  • Also, on the way back, they wouldn't let us watch movies on the plane.  
So, good trip.  Next I want to bike through Italy or take a cruise to Alaska.

Monday, December 28, 2009

what happened last week

I was at the gym, using the abductor, or maybe it was the adductor, and mulling various developments in my life. I was thinking, specifically, about how I am looking for a new job - which is essential since my current position is temporary and will end in several months - and am considering a significant career change. The consequences of this decision affect everything from my earning potential to my romantic prospects, and in particular may entail a relocation away from New York City, where I've been living for the past year and a half. My mother, whose voice has its own dedicated channel in my mind, urges a course of action that would take me far away from NYC, soon and probably forever, but that would be safe and in some ways easy. I was listening in my head, that evening at the gym, to her insistence on this path, and found myself automatically responding (also in my head) that I didn't want or intend to leave New York, at least for a couple of years. My mother's voice asked why, in the sort of skeptical tone reserved for questioning a child on why it wants to keep a house-invading spider as a pet. My automatic mental response to her question was, "I don't want to leave New York. It's home."

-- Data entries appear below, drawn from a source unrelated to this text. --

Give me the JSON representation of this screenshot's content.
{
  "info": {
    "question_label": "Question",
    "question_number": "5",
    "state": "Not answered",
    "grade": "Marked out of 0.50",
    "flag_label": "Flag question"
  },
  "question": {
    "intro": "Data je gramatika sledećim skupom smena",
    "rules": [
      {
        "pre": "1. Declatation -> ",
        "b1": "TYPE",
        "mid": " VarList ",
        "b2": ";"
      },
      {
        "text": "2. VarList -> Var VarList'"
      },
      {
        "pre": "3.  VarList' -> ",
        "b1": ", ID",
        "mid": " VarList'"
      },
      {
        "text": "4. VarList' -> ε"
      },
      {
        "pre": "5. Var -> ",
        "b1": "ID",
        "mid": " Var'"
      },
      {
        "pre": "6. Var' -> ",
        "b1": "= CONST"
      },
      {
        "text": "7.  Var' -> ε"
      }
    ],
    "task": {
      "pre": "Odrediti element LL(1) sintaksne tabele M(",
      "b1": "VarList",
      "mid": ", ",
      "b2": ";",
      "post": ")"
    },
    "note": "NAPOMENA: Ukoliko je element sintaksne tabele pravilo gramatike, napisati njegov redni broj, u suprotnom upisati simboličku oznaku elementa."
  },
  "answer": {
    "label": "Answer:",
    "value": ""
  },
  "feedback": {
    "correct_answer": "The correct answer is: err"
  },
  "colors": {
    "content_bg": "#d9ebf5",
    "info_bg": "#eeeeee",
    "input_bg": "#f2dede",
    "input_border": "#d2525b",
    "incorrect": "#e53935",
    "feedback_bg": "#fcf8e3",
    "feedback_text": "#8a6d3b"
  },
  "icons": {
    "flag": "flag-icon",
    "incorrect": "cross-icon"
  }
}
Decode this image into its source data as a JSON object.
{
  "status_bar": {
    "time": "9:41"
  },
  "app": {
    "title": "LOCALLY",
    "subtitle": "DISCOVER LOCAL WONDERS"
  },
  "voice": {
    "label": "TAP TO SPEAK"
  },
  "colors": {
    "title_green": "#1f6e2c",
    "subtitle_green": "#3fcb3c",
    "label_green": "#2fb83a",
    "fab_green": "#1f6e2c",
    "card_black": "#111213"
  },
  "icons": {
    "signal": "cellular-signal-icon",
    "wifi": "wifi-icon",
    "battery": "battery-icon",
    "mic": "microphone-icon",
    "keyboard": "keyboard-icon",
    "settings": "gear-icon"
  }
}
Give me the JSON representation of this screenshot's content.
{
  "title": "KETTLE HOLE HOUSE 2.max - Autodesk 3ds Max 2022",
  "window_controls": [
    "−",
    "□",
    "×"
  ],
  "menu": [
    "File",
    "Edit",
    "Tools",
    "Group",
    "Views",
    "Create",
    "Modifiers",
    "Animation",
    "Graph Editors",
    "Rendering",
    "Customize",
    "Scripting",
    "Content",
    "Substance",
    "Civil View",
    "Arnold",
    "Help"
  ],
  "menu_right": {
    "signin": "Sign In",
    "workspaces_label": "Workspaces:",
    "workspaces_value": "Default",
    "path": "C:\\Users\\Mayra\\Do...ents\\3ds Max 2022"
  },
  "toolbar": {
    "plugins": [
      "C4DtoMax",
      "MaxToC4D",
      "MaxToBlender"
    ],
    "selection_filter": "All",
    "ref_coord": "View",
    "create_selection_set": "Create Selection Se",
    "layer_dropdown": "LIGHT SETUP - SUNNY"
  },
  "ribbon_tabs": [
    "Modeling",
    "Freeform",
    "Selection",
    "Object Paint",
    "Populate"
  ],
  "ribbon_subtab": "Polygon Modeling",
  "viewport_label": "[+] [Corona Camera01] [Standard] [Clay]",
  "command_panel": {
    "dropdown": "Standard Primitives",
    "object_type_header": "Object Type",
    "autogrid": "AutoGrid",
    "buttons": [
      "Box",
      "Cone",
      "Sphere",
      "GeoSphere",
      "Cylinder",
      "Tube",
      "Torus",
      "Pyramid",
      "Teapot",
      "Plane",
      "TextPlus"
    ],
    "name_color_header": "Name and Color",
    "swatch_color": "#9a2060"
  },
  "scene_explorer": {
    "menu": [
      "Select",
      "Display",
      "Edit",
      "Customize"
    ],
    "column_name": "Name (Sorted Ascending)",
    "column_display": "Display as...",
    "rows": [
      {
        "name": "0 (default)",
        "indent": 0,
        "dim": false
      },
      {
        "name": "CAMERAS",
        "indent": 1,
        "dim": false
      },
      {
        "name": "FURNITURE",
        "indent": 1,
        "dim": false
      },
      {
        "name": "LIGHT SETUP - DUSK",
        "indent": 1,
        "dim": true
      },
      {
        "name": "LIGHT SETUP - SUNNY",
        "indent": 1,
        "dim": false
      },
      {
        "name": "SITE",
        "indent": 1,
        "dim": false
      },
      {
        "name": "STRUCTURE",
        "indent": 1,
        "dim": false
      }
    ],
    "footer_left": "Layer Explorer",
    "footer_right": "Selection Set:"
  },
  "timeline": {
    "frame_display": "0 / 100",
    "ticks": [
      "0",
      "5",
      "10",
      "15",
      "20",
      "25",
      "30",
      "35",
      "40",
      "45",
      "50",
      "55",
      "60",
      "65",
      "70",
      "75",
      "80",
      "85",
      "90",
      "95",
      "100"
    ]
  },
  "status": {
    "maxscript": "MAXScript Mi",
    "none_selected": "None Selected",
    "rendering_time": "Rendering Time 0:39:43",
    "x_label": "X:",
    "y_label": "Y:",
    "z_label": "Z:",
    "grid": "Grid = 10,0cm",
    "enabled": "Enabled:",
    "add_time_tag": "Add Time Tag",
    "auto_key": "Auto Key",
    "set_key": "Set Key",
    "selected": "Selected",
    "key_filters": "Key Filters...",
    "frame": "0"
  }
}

In some sense, this thought has to be discounted, because it occurred when I was at the gym, which is the most serene and happy place to be, at least mentally. But it was an automatic thought that I didn't need to formulate, and that makes it stronger. It happened all by itself, that I called New York home. It's been a while since I've thought of somewhere as home, and even longer - college? - since I thought of somewhere as home while still living there. I did not think, when I moved here very reluctantly last summer, that New York would be the place that would become home for me, but it has. And I did not intend or anticipate that I would become the type of person whom I thought of New York as being populated by, but in some ways I have. This business, of living one's life and becoming the person one is going to be, is tricky stuff.